* [Provided records]:
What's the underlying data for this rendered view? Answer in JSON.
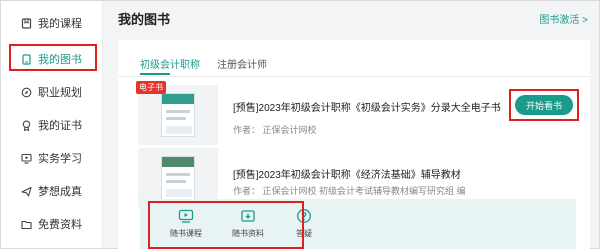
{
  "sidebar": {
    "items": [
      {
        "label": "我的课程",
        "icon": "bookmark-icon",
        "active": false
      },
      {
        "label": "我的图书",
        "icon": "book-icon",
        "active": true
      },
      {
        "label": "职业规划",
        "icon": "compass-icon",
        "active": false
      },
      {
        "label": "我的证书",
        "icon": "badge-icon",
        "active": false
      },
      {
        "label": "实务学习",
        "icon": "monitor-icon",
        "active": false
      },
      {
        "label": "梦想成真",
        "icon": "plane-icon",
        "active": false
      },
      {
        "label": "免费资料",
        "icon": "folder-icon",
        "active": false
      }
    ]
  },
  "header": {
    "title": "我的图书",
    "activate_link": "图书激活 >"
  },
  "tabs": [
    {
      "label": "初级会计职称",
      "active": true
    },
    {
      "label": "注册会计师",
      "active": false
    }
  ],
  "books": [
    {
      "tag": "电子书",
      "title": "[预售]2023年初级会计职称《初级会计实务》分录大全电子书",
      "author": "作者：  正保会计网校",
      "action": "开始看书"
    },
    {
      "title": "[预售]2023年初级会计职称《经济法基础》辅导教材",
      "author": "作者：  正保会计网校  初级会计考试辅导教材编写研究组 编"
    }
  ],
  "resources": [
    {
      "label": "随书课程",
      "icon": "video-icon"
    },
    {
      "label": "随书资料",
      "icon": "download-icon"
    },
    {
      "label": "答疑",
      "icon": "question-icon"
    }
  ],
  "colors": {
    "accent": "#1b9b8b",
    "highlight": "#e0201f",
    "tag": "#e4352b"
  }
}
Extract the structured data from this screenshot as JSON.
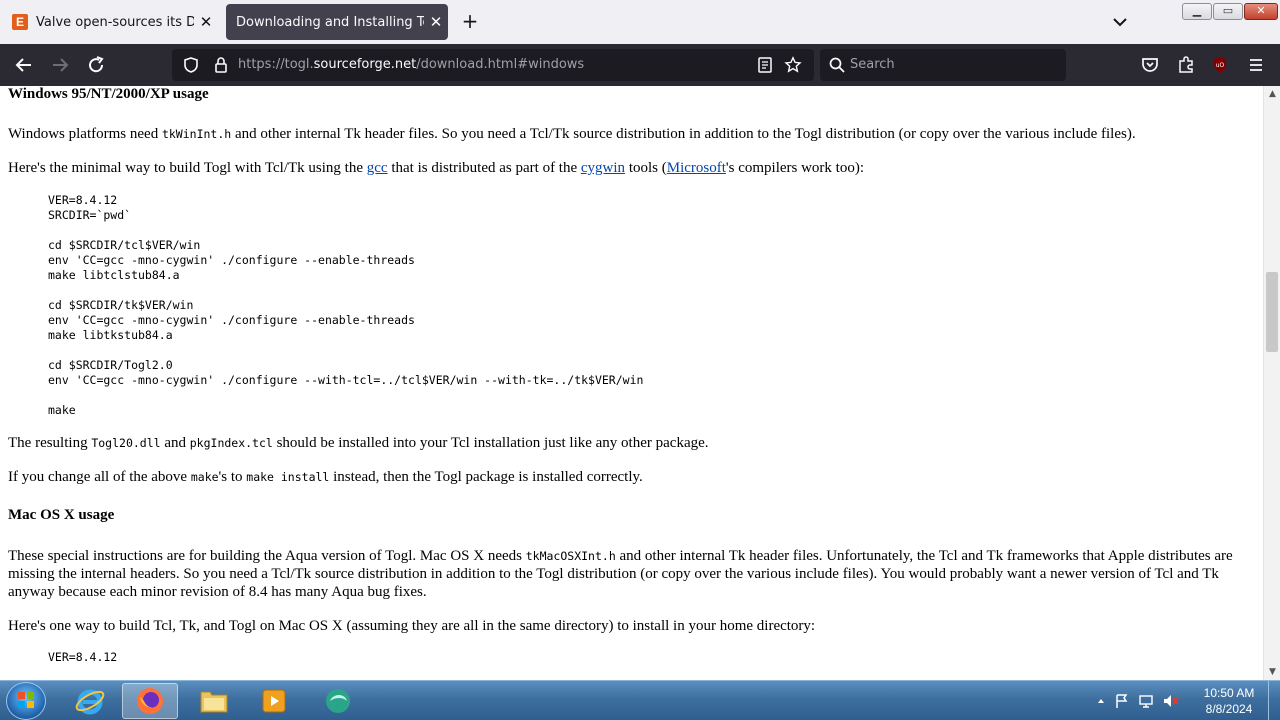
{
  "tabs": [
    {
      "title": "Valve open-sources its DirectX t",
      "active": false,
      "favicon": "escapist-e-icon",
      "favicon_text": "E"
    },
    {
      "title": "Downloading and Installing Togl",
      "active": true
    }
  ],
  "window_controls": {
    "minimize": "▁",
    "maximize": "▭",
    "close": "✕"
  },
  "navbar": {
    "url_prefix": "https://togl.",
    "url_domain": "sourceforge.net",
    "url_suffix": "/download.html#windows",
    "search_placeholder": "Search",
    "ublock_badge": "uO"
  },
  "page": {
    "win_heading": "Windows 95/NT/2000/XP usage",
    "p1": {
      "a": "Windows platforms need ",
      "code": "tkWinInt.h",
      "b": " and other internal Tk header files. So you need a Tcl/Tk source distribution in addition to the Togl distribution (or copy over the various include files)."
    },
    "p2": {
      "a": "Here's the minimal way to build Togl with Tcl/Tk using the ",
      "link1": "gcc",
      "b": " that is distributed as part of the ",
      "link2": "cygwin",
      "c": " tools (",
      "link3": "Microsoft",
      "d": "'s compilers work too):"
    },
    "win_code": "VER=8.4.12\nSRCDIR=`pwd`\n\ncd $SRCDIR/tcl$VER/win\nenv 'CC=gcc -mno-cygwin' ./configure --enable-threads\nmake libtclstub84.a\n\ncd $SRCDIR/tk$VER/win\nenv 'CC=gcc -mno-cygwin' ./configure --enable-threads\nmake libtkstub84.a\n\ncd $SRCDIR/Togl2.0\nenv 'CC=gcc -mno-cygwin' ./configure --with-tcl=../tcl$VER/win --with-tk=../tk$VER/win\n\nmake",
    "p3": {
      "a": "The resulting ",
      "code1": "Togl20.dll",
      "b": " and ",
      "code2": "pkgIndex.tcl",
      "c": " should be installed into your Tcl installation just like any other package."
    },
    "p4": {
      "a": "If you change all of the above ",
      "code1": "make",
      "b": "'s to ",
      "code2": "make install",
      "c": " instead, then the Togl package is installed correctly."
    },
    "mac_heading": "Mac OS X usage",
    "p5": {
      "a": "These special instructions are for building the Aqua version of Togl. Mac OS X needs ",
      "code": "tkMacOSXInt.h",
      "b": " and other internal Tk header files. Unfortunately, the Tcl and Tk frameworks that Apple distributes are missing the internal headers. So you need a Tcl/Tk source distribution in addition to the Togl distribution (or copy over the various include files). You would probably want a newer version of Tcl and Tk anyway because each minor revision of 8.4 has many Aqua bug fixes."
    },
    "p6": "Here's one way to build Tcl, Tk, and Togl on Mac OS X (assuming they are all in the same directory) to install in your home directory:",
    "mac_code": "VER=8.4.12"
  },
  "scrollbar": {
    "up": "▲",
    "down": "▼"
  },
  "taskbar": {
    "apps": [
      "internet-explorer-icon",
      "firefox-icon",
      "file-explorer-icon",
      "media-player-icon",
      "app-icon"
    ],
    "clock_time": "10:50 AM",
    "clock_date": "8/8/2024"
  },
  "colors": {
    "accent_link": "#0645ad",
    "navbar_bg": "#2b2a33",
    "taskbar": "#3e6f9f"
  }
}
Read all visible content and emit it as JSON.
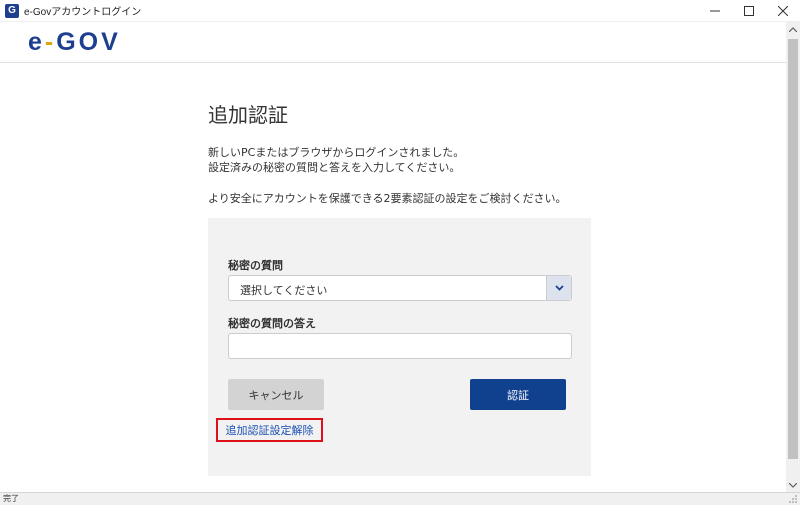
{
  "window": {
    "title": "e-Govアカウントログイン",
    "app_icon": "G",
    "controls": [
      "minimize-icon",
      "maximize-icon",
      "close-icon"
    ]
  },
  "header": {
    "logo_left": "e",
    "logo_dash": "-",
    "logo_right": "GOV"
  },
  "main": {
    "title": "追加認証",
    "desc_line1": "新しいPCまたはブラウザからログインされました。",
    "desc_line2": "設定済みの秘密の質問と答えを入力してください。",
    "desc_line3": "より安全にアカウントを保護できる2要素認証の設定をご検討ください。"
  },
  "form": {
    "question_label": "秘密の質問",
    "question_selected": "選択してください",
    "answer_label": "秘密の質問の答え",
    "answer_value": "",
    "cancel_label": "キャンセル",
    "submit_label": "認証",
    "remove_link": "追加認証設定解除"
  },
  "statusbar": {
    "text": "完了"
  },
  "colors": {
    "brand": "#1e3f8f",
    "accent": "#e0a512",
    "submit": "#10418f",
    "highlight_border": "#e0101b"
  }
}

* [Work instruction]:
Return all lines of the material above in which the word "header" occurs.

* [Solved exercise]:
  "header": {
      "b": " and other internal Tk header files. So you need a Tcl/Tk source distribution in addition to the Togl distribution (or copy over the various include files)."
      "b": " and other internal Tk header files. Unfortunately, the Tcl and Tk frameworks that Apple distributes are missing the internal headers. So you need a Tcl/Tk source distribution in addition to the Togl distribution (or copy over the various include files). You would probably want a newer version of Tcl and Tk anyway because each minor revision of 8.4 has many Aqua bug fixes."
  "header": {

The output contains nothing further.